For Sussberg and Alvarado, the challenge was making De Grey and Andrews’ highly complex ideas accessible to a layperson.
“In order to know these guys, you have to know just a little bit about their science, and you have to track those ideas and try to understand them if you’re going to decide to believe them or not,” says Alvarado.
To do this, the pair relied on a “black box” set in which the scientists’ interviews could be superimposed with whimsical animation illustrating their commentary.
But even with explanations, immortality is not easily entertained by those who argue that a finite life cycle is natural and necessary to human evolution. The directors traded off in their opinions – each doubting immortality at different points – but they’ve come on board with De Grey and Andrews.
“They say that life is better finite, and that death is something that takes people we love away from us and that’s somehow beautiful,” says Alvarado. “Now, I just totally disagree with that. You still have the preciousness of life because even if grandma doesn’t die of old age or cancer or diabetes or heart disease – all those age-related illnesses – she could still get hit by a bus, so life is still finite.”

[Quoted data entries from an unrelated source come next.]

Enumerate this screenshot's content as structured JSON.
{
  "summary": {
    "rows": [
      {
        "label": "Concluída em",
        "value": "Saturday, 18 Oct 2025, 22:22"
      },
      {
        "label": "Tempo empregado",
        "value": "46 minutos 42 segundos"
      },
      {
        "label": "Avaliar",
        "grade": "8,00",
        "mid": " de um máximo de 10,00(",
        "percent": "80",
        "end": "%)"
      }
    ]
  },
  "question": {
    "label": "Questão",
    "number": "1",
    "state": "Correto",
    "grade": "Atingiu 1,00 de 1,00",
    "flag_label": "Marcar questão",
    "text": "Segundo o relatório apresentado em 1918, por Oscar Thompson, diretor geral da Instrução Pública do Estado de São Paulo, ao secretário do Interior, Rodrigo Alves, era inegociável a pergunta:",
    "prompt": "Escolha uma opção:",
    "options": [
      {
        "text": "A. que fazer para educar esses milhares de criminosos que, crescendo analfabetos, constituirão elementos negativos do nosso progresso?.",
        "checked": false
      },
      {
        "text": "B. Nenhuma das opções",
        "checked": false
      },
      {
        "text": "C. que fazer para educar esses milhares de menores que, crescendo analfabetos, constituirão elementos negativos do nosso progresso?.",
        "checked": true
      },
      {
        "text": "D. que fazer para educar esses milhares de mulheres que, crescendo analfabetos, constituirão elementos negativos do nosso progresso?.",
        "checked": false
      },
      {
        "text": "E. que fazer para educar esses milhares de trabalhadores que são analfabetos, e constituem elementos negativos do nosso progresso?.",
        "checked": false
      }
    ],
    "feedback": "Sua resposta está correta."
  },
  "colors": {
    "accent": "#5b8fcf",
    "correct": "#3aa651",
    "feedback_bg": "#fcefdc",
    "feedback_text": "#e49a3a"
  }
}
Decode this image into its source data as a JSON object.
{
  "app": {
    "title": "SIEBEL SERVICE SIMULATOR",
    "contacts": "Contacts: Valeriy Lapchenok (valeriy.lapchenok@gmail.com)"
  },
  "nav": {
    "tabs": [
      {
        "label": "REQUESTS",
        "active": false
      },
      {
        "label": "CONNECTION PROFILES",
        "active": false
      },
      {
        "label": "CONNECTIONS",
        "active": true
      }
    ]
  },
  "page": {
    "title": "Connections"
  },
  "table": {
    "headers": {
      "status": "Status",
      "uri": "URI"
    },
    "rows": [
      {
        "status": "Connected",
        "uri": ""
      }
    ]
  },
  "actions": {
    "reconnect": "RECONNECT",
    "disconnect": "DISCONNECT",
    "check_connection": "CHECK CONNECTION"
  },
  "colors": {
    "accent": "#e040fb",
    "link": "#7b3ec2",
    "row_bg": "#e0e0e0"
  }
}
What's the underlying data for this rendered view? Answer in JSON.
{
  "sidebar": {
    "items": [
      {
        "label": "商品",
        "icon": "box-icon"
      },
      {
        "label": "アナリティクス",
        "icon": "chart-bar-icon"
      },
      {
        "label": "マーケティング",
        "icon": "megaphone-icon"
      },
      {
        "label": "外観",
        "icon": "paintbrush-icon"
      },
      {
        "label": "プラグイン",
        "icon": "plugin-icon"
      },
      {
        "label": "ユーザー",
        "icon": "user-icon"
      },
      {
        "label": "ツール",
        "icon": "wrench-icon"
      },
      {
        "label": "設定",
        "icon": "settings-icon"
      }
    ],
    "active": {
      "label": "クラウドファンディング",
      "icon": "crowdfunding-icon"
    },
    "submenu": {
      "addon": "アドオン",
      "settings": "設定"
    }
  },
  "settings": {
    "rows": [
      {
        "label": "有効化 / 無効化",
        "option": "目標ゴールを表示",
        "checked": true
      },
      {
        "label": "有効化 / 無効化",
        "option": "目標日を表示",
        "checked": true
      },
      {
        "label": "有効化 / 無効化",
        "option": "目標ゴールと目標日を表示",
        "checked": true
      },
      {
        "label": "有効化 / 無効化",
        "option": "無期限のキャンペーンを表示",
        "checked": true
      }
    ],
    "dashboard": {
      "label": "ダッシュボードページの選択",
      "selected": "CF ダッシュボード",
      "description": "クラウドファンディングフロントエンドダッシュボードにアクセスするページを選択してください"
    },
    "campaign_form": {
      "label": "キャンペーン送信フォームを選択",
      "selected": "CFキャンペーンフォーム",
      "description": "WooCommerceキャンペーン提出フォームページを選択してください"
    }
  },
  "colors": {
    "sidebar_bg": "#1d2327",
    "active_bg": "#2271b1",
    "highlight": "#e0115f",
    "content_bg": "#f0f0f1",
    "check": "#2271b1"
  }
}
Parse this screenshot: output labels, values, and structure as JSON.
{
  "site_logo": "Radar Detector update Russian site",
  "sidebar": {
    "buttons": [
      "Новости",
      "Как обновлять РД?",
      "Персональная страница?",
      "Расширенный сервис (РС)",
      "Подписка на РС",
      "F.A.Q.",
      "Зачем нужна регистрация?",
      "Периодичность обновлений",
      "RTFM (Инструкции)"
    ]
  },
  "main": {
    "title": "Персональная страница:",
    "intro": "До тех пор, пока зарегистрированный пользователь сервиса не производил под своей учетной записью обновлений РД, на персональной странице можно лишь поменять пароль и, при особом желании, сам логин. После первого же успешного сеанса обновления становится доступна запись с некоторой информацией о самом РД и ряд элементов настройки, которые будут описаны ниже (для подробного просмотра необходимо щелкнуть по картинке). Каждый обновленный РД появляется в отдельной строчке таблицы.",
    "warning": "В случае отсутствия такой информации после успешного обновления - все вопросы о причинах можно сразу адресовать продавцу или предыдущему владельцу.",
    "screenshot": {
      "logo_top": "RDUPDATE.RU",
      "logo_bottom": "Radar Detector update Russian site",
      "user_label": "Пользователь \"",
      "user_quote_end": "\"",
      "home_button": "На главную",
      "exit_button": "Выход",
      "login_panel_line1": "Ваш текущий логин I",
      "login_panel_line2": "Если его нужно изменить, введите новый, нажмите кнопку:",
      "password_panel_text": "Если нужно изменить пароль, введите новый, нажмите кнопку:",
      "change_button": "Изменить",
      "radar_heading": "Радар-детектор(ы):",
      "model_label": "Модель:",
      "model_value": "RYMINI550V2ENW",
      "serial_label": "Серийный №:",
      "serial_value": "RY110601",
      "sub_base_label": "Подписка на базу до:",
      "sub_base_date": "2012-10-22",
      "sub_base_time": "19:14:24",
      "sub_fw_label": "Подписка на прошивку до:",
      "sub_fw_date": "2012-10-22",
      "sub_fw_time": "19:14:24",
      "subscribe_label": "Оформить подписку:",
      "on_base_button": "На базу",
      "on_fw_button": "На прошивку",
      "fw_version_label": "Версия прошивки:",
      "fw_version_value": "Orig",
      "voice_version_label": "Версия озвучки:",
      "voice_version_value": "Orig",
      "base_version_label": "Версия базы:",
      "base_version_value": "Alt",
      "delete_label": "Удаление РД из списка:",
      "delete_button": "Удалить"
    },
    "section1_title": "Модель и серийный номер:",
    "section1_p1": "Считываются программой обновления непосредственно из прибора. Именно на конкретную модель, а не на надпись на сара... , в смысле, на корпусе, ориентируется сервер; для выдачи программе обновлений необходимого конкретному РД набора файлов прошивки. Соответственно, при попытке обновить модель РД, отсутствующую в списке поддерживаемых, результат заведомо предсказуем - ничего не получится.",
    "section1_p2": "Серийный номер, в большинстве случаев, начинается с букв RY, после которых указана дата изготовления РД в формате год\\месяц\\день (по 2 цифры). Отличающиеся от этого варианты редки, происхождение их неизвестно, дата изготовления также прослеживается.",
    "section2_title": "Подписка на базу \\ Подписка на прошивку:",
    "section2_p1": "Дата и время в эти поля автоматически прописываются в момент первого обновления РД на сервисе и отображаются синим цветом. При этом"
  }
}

Sussberg adds: “I started out a sceptic and I thought it was not possible and full of hubris and potentially damaging. But I’ve come around to thinking it is possible these scientists are up to something. I think it’s sort of a foregone conclusion now that eventually it will happen, the question is how soon.”
Not soon enough, it turned out, for one of the film’s characters – a colleague and high school friend of Andrews’ – who passed away just weeks before the SXSW premiere. As the filmmakers scrambled to rework the doc, the death added urgency to the scientists’ cause, and Sussberg and Alvarado’s own journey to SXSW after years of work.
“After three years of working for free, of throwing tens of thousands of dollars each into this movie and not getting any grant support along the way, here we are about to launch the film,” says Alvarado. “It’s a pretty exciting moment for us.”
And they’re not missing a beat. The pair is already working on a feature on “de-extinction,” the phenomenon in which extinct species are brought back to life, as in Steven Spielberg’s Jurassic Park.
A fitting topic for filmmakers who have contemplated life and death far longer than most people.
- The Immortalists screens in Texas Saturday (March 15) at 11 a.m. at the Topfer Theatre at ZACH
- Check out the trailer for the film below: